### [Work instructions]
In the records below, find each line with the word "PostgreSQL" and copy it.
^^^^^^^^^^^^^^^^
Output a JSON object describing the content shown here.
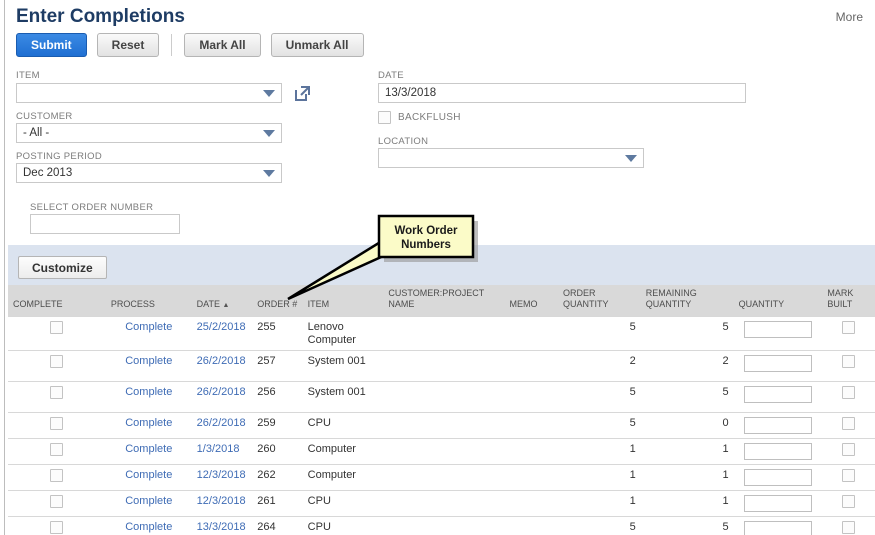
{
  "page": {
    "title": "Enter Completions",
    "more_label": "More"
  },
  "toolbar": {
    "submit_label": "Submit",
    "reset_label": "Reset",
    "mark_all_label": "Mark All",
    "unmark_all_label": "Unmark All"
  },
  "filters": {
    "item": {
      "label": "ITEM",
      "value": ""
    },
    "customer": {
      "label": "CUSTOMER",
      "value": "- All -"
    },
    "posting_period": {
      "label": "POSTING PERIOD",
      "value": "Dec 2013"
    },
    "select_order_number": {
      "label": "SELECT ORDER NUMBER",
      "value": ""
    },
    "date": {
      "label": "DATE",
      "value": "13/3/2018"
    },
    "backflush": {
      "label": "BACKFLUSH",
      "checked": false
    },
    "location": {
      "label": "LOCATION",
      "value": ""
    }
  },
  "callout": {
    "line1": "Work Order",
    "line2": "Numbers"
  },
  "table": {
    "customize_label": "Customize",
    "sort_indicator": "▲",
    "columns": [
      "COMPLETE",
      "PROCESS",
      "DATE",
      "ORDER #",
      "ITEM",
      "CUSTOMER:PROJECT NAME",
      "MEMO",
      "ORDER QUANTITY",
      "REMAINING QUANTITY",
      "QUANTITY",
      "MARK BUILT"
    ],
    "rows": [
      {
        "process": "Complete",
        "date": "25/2/2018",
        "order": "255",
        "item": "Lenovo Computer",
        "customer": "",
        "memo": "",
        "order_qty": "5",
        "remaining_qty": "5",
        "quantity": ""
      },
      {
        "process": "Complete",
        "date": "26/2/2018",
        "order": "257",
        "item": "System 001",
        "customer": "",
        "memo": "",
        "order_qty": "2",
        "remaining_qty": "2",
        "quantity": ""
      },
      {
        "process": "Complete",
        "date": "26/2/2018",
        "order": "256",
        "item": "System 001",
        "customer": "",
        "memo": "",
        "order_qty": "5",
        "remaining_qty": "5",
        "quantity": ""
      },
      {
        "process": "Complete",
        "date": "26/2/2018",
        "order": "259",
        "item": "CPU",
        "customer": "",
        "memo": "",
        "order_qty": "5",
        "remaining_qty": "0",
        "quantity": ""
      },
      {
        "process": "Complete",
        "date": "1/3/2018",
        "order": "260",
        "item": "Computer",
        "customer": "",
        "memo": "",
        "order_qty": "1",
        "remaining_qty": "1",
        "quantity": ""
      },
      {
        "process": "Complete",
        "date": "12/3/2018",
        "order": "262",
        "item": "Computer",
        "customer": "",
        "memo": "",
        "order_qty": "1",
        "remaining_qty": "1",
        "quantity": ""
      },
      {
        "process": "Complete",
        "date": "12/3/2018",
        "order": "261",
        "item": "CPU",
        "customer": "",
        "memo": "",
        "order_qty": "1",
        "remaining_qty": "1",
        "quantity": ""
      },
      {
        "process": "Complete",
        "date": "13/3/2018",
        "order": "264",
        "item": "CPU",
        "customer": "",
        "memo": "",
        "order_qty": "5",
        "remaining_qty": "5",
        "quantity": ""
      }
    ]
  },
  "colors": {
    "title": "#1e3c64",
    "primary_button": "#2478dd",
    "link": "#3f6cb5",
    "panel_background": "#dbe3ef",
    "header_background": "#d9d9d9",
    "callout_fill": "#fbfbc8"
  }
}
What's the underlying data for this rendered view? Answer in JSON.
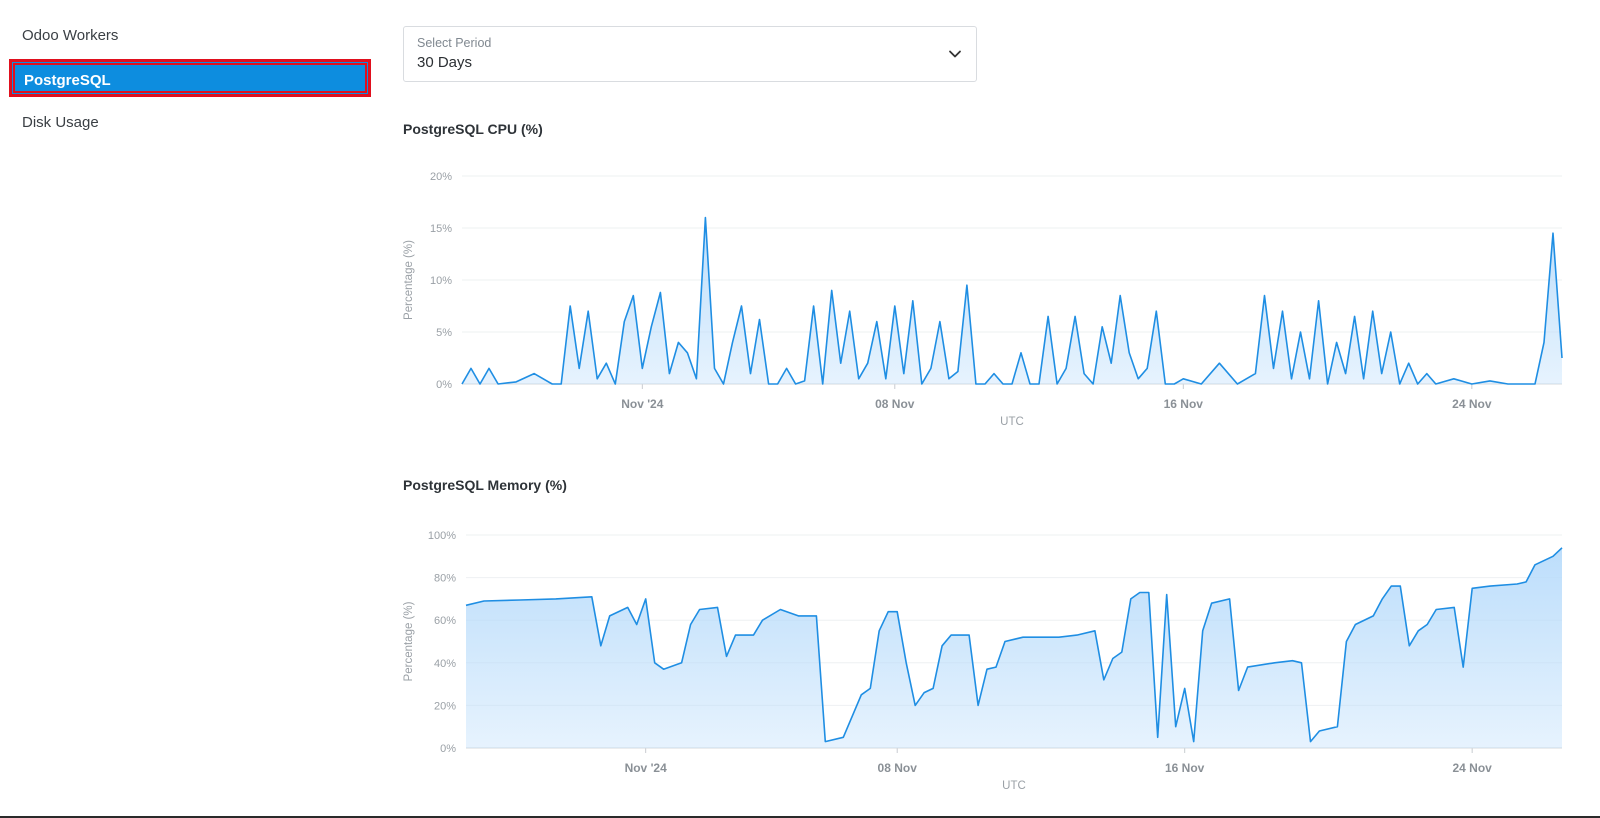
{
  "sidebar": {
    "items": [
      {
        "label": "Odoo Workers",
        "active": false
      },
      {
        "label": "PostgreSQL",
        "active": true
      },
      {
        "label": "Disk Usage",
        "active": false
      }
    ]
  },
  "period_select": {
    "label": "Select Period",
    "value": "30 Days",
    "icon": "chevron-down-icon"
  },
  "colors": {
    "accent": "#0d8ddf",
    "highlight_border": "#e0101e",
    "line": "#1f8ee3",
    "fill": "#b9dcfb"
  },
  "chart_data": [
    {
      "type": "area",
      "title": "PostgreSQL CPU (%)",
      "ylabel": "Percentage (%)",
      "xlabel": "UTC",
      "ylim": [
        0,
        20
      ],
      "yticks": [
        "0%",
        "5%",
        "10%",
        "15%",
        "20%"
      ],
      "xlim": [
        "2024-10-27",
        "2024-11-26T12:00"
      ],
      "xticks": [
        {
          "label": "Nov '24",
          "date": "2024-11-01"
        },
        {
          "label": "08 Nov",
          "date": "2024-11-08"
        },
        {
          "label": "16 Nov",
          "date": "2024-11-16"
        },
        {
          "label": "24 Nov",
          "date": "2024-11-24"
        }
      ],
      "grid": true,
      "series": [
        {
          "points": [
            [
              "2024-10-27T00:00",
              0
            ],
            [
              "2024-10-27T06:00",
              1.5
            ],
            [
              "2024-10-27T12:00",
              0
            ],
            [
              "2024-10-27T18:00",
              1.5
            ],
            [
              "2024-10-28T00:00",
              0
            ],
            [
              "2024-10-28T12:00",
              0.2
            ],
            [
              "2024-10-29T00:00",
              1
            ],
            [
              "2024-10-29T12:00",
              0
            ],
            [
              "2024-10-29T18:00",
              0
            ],
            [
              "2024-10-30T00:00",
              7.5
            ],
            [
              "2024-10-30T06:00",
              1.5
            ],
            [
              "2024-10-30T12:00",
              7
            ],
            [
              "2024-10-30T18:00",
              0.5
            ],
            [
              "2024-10-31T00:00",
              2
            ],
            [
              "2024-10-31T06:00",
              0
            ],
            [
              "2024-10-31T12:00",
              6
            ],
            [
              "2024-10-31T18:00",
              8.5
            ],
            [
              "2024-11-01T00:00",
              1.5
            ],
            [
              "2024-11-01T06:00",
              5.5
            ],
            [
              "2024-11-01T12:00",
              8.8
            ],
            [
              "2024-11-01T18:00",
              1
            ],
            [
              "2024-11-02T00:00",
              4
            ],
            [
              "2024-11-02T06:00",
              3
            ],
            [
              "2024-11-02T12:00",
              0.5
            ],
            [
              "2024-11-02T18:00",
              16
            ],
            [
              "2024-11-03T00:00",
              1.5
            ],
            [
              "2024-11-03T06:00",
              0
            ],
            [
              "2024-11-03T12:00",
              4
            ],
            [
              "2024-11-03T18:00",
              7.5
            ],
            [
              "2024-11-04T00:00",
              1
            ],
            [
              "2024-11-04T06:00",
              6.2
            ],
            [
              "2024-11-04T12:00",
              0
            ],
            [
              "2024-11-04T18:00",
              0
            ],
            [
              "2024-11-05T00:00",
              1.5
            ],
            [
              "2024-11-05T06:00",
              0
            ],
            [
              "2024-11-05T12:00",
              0.3
            ],
            [
              "2024-11-05T18:00",
              7.5
            ],
            [
              "2024-11-06T00:00",
              0
            ],
            [
              "2024-11-06T06:00",
              9
            ],
            [
              "2024-11-06T12:00",
              2
            ],
            [
              "2024-11-06T18:00",
              7
            ],
            [
              "2024-11-07T00:00",
              0.5
            ],
            [
              "2024-11-07T06:00",
              2
            ],
            [
              "2024-11-07T12:00",
              6
            ],
            [
              "2024-11-07T18:00",
              0.5
            ],
            [
              "2024-11-08T00:00",
              7.5
            ],
            [
              "2024-11-08T06:00",
              1
            ],
            [
              "2024-11-08T12:00",
              8
            ],
            [
              "2024-11-08T18:00",
              0
            ],
            [
              "2024-11-09T00:00",
              1.5
            ],
            [
              "2024-11-09T06:00",
              6
            ],
            [
              "2024-11-09T12:00",
              0.5
            ],
            [
              "2024-11-09T18:00",
              1.2
            ],
            [
              "2024-11-10T00:00",
              9.5
            ],
            [
              "2024-11-10T06:00",
              0
            ],
            [
              "2024-11-10T12:00",
              0
            ],
            [
              "2024-11-10T18:00",
              1
            ],
            [
              "2024-11-11T00:00",
              0
            ],
            [
              "2024-11-11T06:00",
              0
            ],
            [
              "2024-11-11T12:00",
              3
            ],
            [
              "2024-11-11T18:00",
              0
            ],
            [
              "2024-11-12T00:00",
              0
            ],
            [
              "2024-11-12T06:00",
              6.5
            ],
            [
              "2024-11-12T12:00",
              0
            ],
            [
              "2024-11-12T18:00",
              1.5
            ],
            [
              "2024-11-13T00:00",
              6.5
            ],
            [
              "2024-11-13T06:00",
              1
            ],
            [
              "2024-11-13T12:00",
              0
            ],
            [
              "2024-11-13T18:00",
              5.5
            ],
            [
              "2024-11-14T00:00",
              2
            ],
            [
              "2024-11-14T06:00",
              8.5
            ],
            [
              "2024-11-14T12:00",
              3
            ],
            [
              "2024-11-14T18:00",
              0.5
            ],
            [
              "2024-11-15T00:00",
              1.5
            ],
            [
              "2024-11-15T06:00",
              7
            ],
            [
              "2024-11-15T12:00",
              0
            ],
            [
              "2024-11-15T18:00",
              0
            ],
            [
              "2024-11-16T00:00",
              0.5
            ],
            [
              "2024-11-16T12:00",
              0
            ],
            [
              "2024-11-17T00:00",
              2
            ],
            [
              "2024-11-17T12:00",
              0
            ],
            [
              "2024-11-18T00:00",
              1
            ],
            [
              "2024-11-18T06:00",
              8.5
            ],
            [
              "2024-11-18T12:00",
              1.5
            ],
            [
              "2024-11-18T18:00",
              7
            ],
            [
              "2024-11-19T00:00",
              0.5
            ],
            [
              "2024-11-19T06:00",
              5
            ],
            [
              "2024-11-19T12:00",
              0.5
            ],
            [
              "2024-11-19T18:00",
              8
            ],
            [
              "2024-11-20T00:00",
              0
            ],
            [
              "2024-11-20T06:00",
              4
            ],
            [
              "2024-11-20T12:00",
              1
            ],
            [
              "2024-11-20T18:00",
              6.5
            ],
            [
              "2024-11-21T00:00",
              0.5
            ],
            [
              "2024-11-21T06:00",
              7
            ],
            [
              "2024-11-21T12:00",
              1
            ],
            [
              "2024-11-21T18:00",
              5
            ],
            [
              "2024-11-22T00:00",
              0
            ],
            [
              "2024-11-22T06:00",
              2
            ],
            [
              "2024-11-22T12:00",
              0
            ],
            [
              "2024-11-22T18:00",
              1
            ],
            [
              "2024-11-23T00:00",
              0
            ],
            [
              "2024-11-23T12:00",
              0.5
            ],
            [
              "2024-11-24T00:00",
              0
            ],
            [
              "2024-11-24T12:00",
              0.3
            ],
            [
              "2024-11-25T00:00",
              0
            ],
            [
              "2024-11-25T18:00",
              0
            ],
            [
              "2024-11-26T00:00",
              4
            ],
            [
              "2024-11-26T06:00",
              14.5
            ],
            [
              "2024-11-26T12:00",
              2.5
            ]
          ]
        }
      ]
    },
    {
      "type": "area",
      "title": "PostgreSQL Memory (%)",
      "ylabel": "Percentage (%)",
      "xlabel": "UTC",
      "ylim": [
        0,
        100
      ],
      "yticks": [
        "0%",
        "20%",
        "40%",
        "60%",
        "80%",
        "100%"
      ],
      "xlim": [
        "2024-10-27",
        "2024-11-26T12:00"
      ],
      "xticks": [
        {
          "label": "Nov '24",
          "date": "2024-11-01"
        },
        {
          "label": "08 Nov",
          "date": "2024-11-08"
        },
        {
          "label": "16 Nov",
          "date": "2024-11-16"
        },
        {
          "label": "24 Nov",
          "date": "2024-11-24"
        }
      ],
      "grid": true,
      "series": [
        {
          "points": [
            [
              "2024-10-27T00:00",
              67
            ],
            [
              "2024-10-27T12:00",
              69
            ],
            [
              "2024-10-28T12:00",
              69.5
            ],
            [
              "2024-10-29T12:00",
              70
            ],
            [
              "2024-10-30T12:00",
              71
            ],
            [
              "2024-10-30T18:00",
              48
            ],
            [
              "2024-10-31T00:00",
              62
            ],
            [
              "2024-10-31T12:00",
              66
            ],
            [
              "2024-10-31T18:00",
              58
            ],
            [
              "2024-11-01T00:00",
              70
            ],
            [
              "2024-11-01T06:00",
              40
            ],
            [
              "2024-11-01T12:00",
              37
            ],
            [
              "2024-11-02T00:00",
              40
            ],
            [
              "2024-11-02T06:00",
              58
            ],
            [
              "2024-11-02T12:00",
              65
            ],
            [
              "2024-11-03T00:00",
              66
            ],
            [
              "2024-11-03T06:00",
              43
            ],
            [
              "2024-11-03T12:00",
              53
            ],
            [
              "2024-11-04T00:00",
              53
            ],
            [
              "2024-11-04T06:00",
              60
            ],
            [
              "2024-11-04T18:00",
              65
            ],
            [
              "2024-11-05T06:00",
              62
            ],
            [
              "2024-11-05T18:00",
              62
            ],
            [
              "2024-11-06T00:00",
              3
            ],
            [
              "2024-11-06T12:00",
              5
            ],
            [
              "2024-11-06T18:00",
              15
            ],
            [
              "2024-11-07T00:00",
              25
            ],
            [
              "2024-11-07T06:00",
              28
            ],
            [
              "2024-11-07T12:00",
              55
            ],
            [
              "2024-11-07T18:00",
              64
            ],
            [
              "2024-11-08T00:00",
              64
            ],
            [
              "2024-11-08T06:00",
              40
            ],
            [
              "2024-11-08T12:00",
              20
            ],
            [
              "2024-11-08T18:00",
              26
            ],
            [
              "2024-11-09T00:00",
              28
            ],
            [
              "2024-11-09T06:00",
              48
            ],
            [
              "2024-11-09T12:00",
              53
            ],
            [
              "2024-11-10T00:00",
              53
            ],
            [
              "2024-11-10T06:00",
              20
            ],
            [
              "2024-11-10T12:00",
              37
            ],
            [
              "2024-11-10T18:00",
              38
            ],
            [
              "2024-11-11T00:00",
              50
            ],
            [
              "2024-11-11T12:00",
              52
            ],
            [
              "2024-11-12T12:00",
              52
            ],
            [
              "2024-11-13T00:00",
              53
            ],
            [
              "2024-11-13T12:00",
              55
            ],
            [
              "2024-11-13T18:00",
              32
            ],
            [
              "2024-11-14T00:00",
              42
            ],
            [
              "2024-11-14T06:00",
              45
            ],
            [
              "2024-11-14T12:00",
              70
            ],
            [
              "2024-11-14T18:00",
              73
            ],
            [
              "2024-11-15T00:00",
              73
            ],
            [
              "2024-11-15T06:00",
              5
            ],
            [
              "2024-11-15T12:00",
              72
            ],
            [
              "2024-11-15T18:00",
              10
            ],
            [
              "2024-11-16T00:00",
              28
            ],
            [
              "2024-11-16T06:00",
              3
            ],
            [
              "2024-11-16T12:00",
              55
            ],
            [
              "2024-11-16T18:00",
              68
            ],
            [
              "2024-11-17T06:00",
              70
            ],
            [
              "2024-11-17T12:00",
              27
            ],
            [
              "2024-11-17T18:00",
              38
            ],
            [
              "2024-11-18T12:00",
              40
            ],
            [
              "2024-11-19T00:00",
              41
            ],
            [
              "2024-11-19T06:00",
              40
            ],
            [
              "2024-11-19T12:00",
              3
            ],
            [
              "2024-11-19T18:00",
              8
            ],
            [
              "2024-11-20T06:00",
              10
            ],
            [
              "2024-11-20T12:00",
              50
            ],
            [
              "2024-11-20T18:00",
              58
            ],
            [
              "2024-11-21T06:00",
              62
            ],
            [
              "2024-11-21T12:00",
              70
            ],
            [
              "2024-11-21T18:00",
              76
            ],
            [
              "2024-11-22T00:00",
              76
            ],
            [
              "2024-11-22T06:00",
              48
            ],
            [
              "2024-11-22T12:00",
              55
            ],
            [
              "2024-11-22T18:00",
              58
            ],
            [
              "2024-11-23T00:00",
              65
            ],
            [
              "2024-11-23T12:00",
              66
            ],
            [
              "2024-11-23T18:00",
              38
            ],
            [
              "2024-11-24T00:00",
              75
            ],
            [
              "2024-11-24T12:00",
              76
            ],
            [
              "2024-11-25T06:00",
              77
            ],
            [
              "2024-11-25T12:00",
              78
            ],
            [
              "2024-11-25T18:00",
              86
            ],
            [
              "2024-11-26T06:00",
              90
            ],
            [
              "2024-11-26T12:00",
              94
            ]
          ]
        }
      ]
    }
  ]
}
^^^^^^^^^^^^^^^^
### [Answer box]
        "label": "PostgreSQL",
      "title": "PostgreSQL CPU (%)",
      "title": "PostgreSQL Memory (%)",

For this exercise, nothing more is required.